-------- DATA SUPPLIED --------

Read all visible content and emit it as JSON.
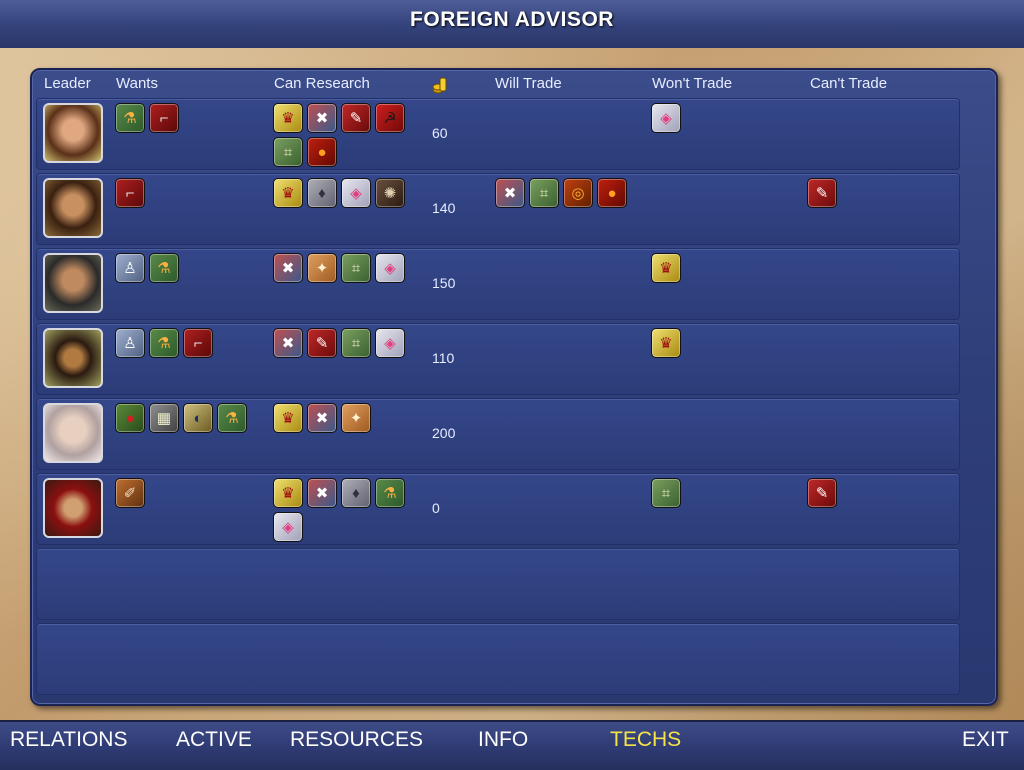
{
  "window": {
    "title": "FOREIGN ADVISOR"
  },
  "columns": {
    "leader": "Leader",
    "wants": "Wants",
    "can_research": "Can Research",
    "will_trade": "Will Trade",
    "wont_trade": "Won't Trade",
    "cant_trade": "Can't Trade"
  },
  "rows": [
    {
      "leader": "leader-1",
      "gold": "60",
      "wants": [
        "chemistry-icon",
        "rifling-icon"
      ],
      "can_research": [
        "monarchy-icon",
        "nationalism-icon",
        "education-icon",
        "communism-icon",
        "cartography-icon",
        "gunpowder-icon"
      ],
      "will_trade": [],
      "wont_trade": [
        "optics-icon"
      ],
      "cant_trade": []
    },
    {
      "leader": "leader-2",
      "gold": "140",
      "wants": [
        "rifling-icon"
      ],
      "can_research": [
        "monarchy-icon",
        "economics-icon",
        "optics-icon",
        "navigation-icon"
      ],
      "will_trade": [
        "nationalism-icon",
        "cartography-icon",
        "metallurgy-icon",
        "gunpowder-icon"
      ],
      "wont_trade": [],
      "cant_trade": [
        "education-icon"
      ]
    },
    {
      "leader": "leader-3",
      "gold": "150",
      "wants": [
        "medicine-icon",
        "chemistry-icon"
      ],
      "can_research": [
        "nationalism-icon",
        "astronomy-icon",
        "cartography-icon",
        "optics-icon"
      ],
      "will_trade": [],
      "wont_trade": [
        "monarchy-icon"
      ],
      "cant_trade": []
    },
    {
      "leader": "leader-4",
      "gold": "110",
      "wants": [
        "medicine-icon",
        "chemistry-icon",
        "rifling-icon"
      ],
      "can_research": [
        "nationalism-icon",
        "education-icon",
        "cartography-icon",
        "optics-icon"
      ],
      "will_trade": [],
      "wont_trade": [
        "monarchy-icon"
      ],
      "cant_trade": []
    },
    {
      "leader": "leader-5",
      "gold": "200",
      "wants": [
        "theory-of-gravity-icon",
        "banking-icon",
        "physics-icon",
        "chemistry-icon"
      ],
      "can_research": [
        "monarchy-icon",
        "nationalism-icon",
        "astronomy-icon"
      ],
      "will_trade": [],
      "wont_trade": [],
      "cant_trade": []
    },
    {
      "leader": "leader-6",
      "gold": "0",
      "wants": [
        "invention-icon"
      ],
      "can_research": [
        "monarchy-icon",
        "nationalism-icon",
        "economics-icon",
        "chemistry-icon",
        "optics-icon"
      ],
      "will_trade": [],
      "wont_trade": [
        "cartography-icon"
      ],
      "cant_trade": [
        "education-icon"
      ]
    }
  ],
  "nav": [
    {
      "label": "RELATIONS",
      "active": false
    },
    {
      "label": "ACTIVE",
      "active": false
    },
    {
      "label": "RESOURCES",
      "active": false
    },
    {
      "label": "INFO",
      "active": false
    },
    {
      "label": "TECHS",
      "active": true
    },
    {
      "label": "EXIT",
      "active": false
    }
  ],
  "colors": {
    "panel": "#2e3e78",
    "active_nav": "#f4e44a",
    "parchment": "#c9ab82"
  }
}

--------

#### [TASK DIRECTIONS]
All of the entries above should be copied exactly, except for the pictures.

#### [RESPONSE TO THE TASK]
Read all visible content and emit it as JSON.
{
  "window": {
    "title": "FOREIGN ADVISOR"
  },
  "columns": {
    "leader": "Leader",
    "wants": "Wants",
    "can_research": "Can Research",
    "will_trade": "Will Trade",
    "wont_trade": "Won't Trade",
    "cant_trade": "Can't Trade"
  },
  "rows": [
    {
      "leader": "leader-1",
      "gold": "60",
      "wants": [
        "chemistry-icon",
        "rifling-icon"
      ],
      "can_research": [
        "monarchy-icon",
        "nationalism-icon",
        "education-icon",
        "communism-icon",
        "cartography-icon",
        "gunpowder-icon"
      ],
      "will_trade": [],
      "wont_trade": [
        "optics-icon"
      ],
      "cant_trade": []
    },
    {
      "leader": "leader-2",
      "gold": "140",
      "wants": [
        "rifling-icon"
      ],
      "can_research": [
        "monarchy-icon",
        "economics-icon",
        "optics-icon",
        "navigation-icon"
      ],
      "will_trade": [
        "nationalism-icon",
        "cartography-icon",
        "metallurgy-icon",
        "gunpowder-icon"
      ],
      "wont_trade": [],
      "cant_trade": [
        "education-icon"
      ]
    },
    {
      "leader": "leader-3",
      "gold": "150",
      "wants": [
        "medicine-icon",
        "chemistry-icon"
      ],
      "can_research": [
        "nationalism-icon",
        "astronomy-icon",
        "cartography-icon",
        "optics-icon"
      ],
      "will_trade": [],
      "wont_trade": [
        "monarchy-icon"
      ],
      "cant_trade": []
    },
    {
      "leader": "leader-4",
      "gold": "110",
      "wants": [
        "medicine-icon",
        "chemistry-icon",
        "rifling-icon"
      ],
      "can_research": [
        "nationalism-icon",
        "education-icon",
        "cartography-icon",
        "optics-icon"
      ],
      "will_trade": [],
      "wont_trade": [
        "monarchy-icon"
      ],
      "cant_trade": []
    },
    {
      "leader": "leader-5",
      "gold": "200",
      "wants": [
        "theory-of-gravity-icon",
        "banking-icon",
        "physics-icon",
        "chemistry-icon"
      ],
      "can_research": [
        "monarchy-icon",
        "nationalism-icon",
        "astronomy-icon"
      ],
      "will_trade": [],
      "wont_trade": [],
      "cant_trade": []
    },
    {
      "leader": "leader-6",
      "gold": "0",
      "wants": [
        "invention-icon"
      ],
      "can_research": [
        "monarchy-icon",
        "nationalism-icon",
        "economics-icon",
        "chemistry-icon",
        "optics-icon"
      ],
      "will_trade": [],
      "wont_trade": [
        "cartography-icon"
      ],
      "cant_trade": [
        "education-icon"
      ]
    }
  ],
  "nav": [
    {
      "label": "RELATIONS",
      "active": false
    },
    {
      "label": "ACTIVE",
      "active": false
    },
    {
      "label": "RESOURCES",
      "active": false
    },
    {
      "label": "INFO",
      "active": false
    },
    {
      "label": "TECHS",
      "active": true
    },
    {
      "label": "EXIT",
      "active": false
    }
  ],
  "colors": {
    "panel": "#2e3e78",
    "active_nav": "#f4e44a",
    "parchment": "#c9ab82"
  }
}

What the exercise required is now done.